Startups apply artificial intelligence to supply chain disruptions

The Japan Times

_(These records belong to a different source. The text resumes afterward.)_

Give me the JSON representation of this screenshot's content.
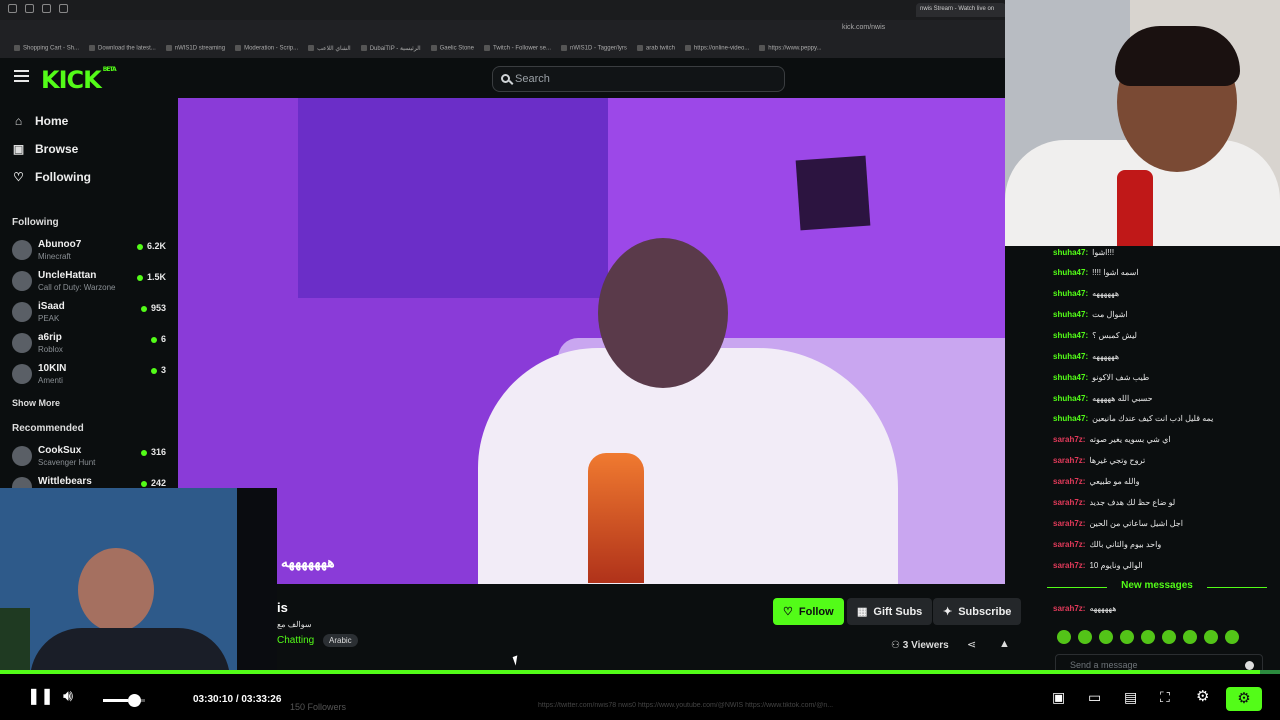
{
  "browser": {
    "active_tab": "nwis Stream - Watch live on",
    "url": "kick.com/nwis",
    "bookmarks": [
      "Shopping Cart - Sh...",
      "Download the latest...",
      "nWIS1D streaming",
      "Moderation - Scrip...",
      "الشاي اللاعب",
      "DubaiTIP - الرئيسية",
      "Gaelic Stone",
      "Twitch - Follower se...",
      "nWIS1D - Tagger/lyrs",
      "arab twitch",
      "https://online-video...",
      "https://www.peppy..."
    ]
  },
  "header": {
    "logo": "KICK",
    "logo_badge": "BETA",
    "search_placeholder": "Search"
  },
  "sidebar": {
    "nav": [
      {
        "label": "Home",
        "icon": "home-icon"
      },
      {
        "label": "Browse",
        "icon": "browse-icon"
      },
      {
        "label": "Following",
        "icon": "heart-icon"
      }
    ],
    "following_title": "Following",
    "following": [
      {
        "name": "Abunoo7",
        "game": "Minecraft",
        "viewers": "6.2K"
      },
      {
        "name": "UncleHattan",
        "game": "Call of Duty: Warzone",
        "viewers": "1.5K"
      },
      {
        "name": "iSaad",
        "game": "PEAK",
        "viewers": "953"
      },
      {
        "name": "a6rip",
        "game": "Roblox",
        "viewers": "6"
      },
      {
        "name": "10KIN",
        "game": "Amenti",
        "viewers": "3"
      }
    ],
    "show_more": "Show More",
    "recommended_title": "Recommended",
    "recommended": [
      {
        "name": "CookSux",
        "game": "Scavenger Hunt",
        "viewers": "316"
      },
      {
        "name": "Wittlebears",
        "game": "",
        "viewers": "242"
      }
    ]
  },
  "video": {
    "overlay_text": "هههههههه"
  },
  "stream_info": {
    "name": "is",
    "title": "سوالف مع",
    "category": "Chatting",
    "tag": "Arabic",
    "viewers": "3 Viewers",
    "follow_label": "Follow",
    "gift_label": "Gift Subs",
    "subscribe_label": "Subscribe"
  },
  "chat": {
    "messages": [
      {
        "user": "shuha47:",
        "text": "اشوا!!!",
        "color": "green"
      },
      {
        "user": "shuha47:",
        "text": "!!!! اسمه اشوا",
        "color": "green"
      },
      {
        "user": "shuha47:",
        "text": "ههههههه",
        "color": "green"
      },
      {
        "user": "shuha47:",
        "text": "اشوال مت",
        "color": "green"
      },
      {
        "user": "shuha47:",
        "text": "ليش كمبس ؟",
        "color": "green"
      },
      {
        "user": "shuha47:",
        "text": "ههههههه",
        "color": "green"
      },
      {
        "user": "shuha47:",
        "text": "طيب شف الاكونو",
        "color": "green"
      },
      {
        "user": "shuha47:",
        "text": "حسبي الله هههههه",
        "color": "green"
      },
      {
        "user": "shuha47:",
        "text": "يمه قليل ادب انت كيف عندك مانيعين",
        "color": "green"
      },
      {
        "user": "sarah7z:",
        "text": "اي شي بسويه يغير صوته",
        "color": "red"
      },
      {
        "user": "sarah7z:",
        "text": "تروح وتجي غيرها",
        "color": "red"
      },
      {
        "user": "sarah7z:",
        "text": "والله مو طبيعي",
        "color": "red"
      },
      {
        "user": "sarah7z:",
        "text": "لو ضاع حظ لك هدف جديد",
        "color": "red"
      },
      {
        "user": "sarah7z:",
        "text": "اجل اشيل ساعاتي من الحين",
        "color": "red"
      },
      {
        "user": "sarah7z:",
        "text": "واحد بيوم والثاني بالك",
        "color": "red"
      },
      {
        "user": "sarah7z:",
        "text": "الوالي ونايوم 10",
        "color": "red"
      }
    ],
    "new_messages": "New messages",
    "last_message": {
      "user": "sarah7z:",
      "text": "ههههههه",
      "color": "red"
    },
    "input_placeholder": "Send a message"
  },
  "player": {
    "current_time": "03:30:10",
    "separator": "/",
    "duration": "03:33:26",
    "progress": 0.984,
    "volume": 0.6,
    "followers": "150 Followers",
    "links": "https://twitter.com/nwis78   nwis0   https://www.youtube.com/@NWIS   https://www.tiktok.com/@n..."
  },
  "colors": {
    "accent": "#53fc18",
    "background": "#0b0e0f",
    "chat_red": "#e23a5a"
  }
}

LONDON – Over the last two years a series of unexpected events has scrambled global supply chains. Coronavirus, war in Ukraine, Brexit and a container ship wedged in the Suez Canal have combined to delay deliveries of everything from bicycles to pet food. In response, a growing group of startups and established logistics firms has created a multibillion dollar industry applying the latest technology to help businesses minimize the disruption. Interos Inc., Fero Labs, KlearNow Corp. and others are using artificial intelligence and other cutting-edge tools so manufacturers and their customers can react more swiftly to supplier snarl-ups, monitor raw material availability and get through the bureaucratic thicket of cross-border trade. The market for new technology services focused on supply chains could be worth more than $20 billion a year in the next five years, analysts told Reuters.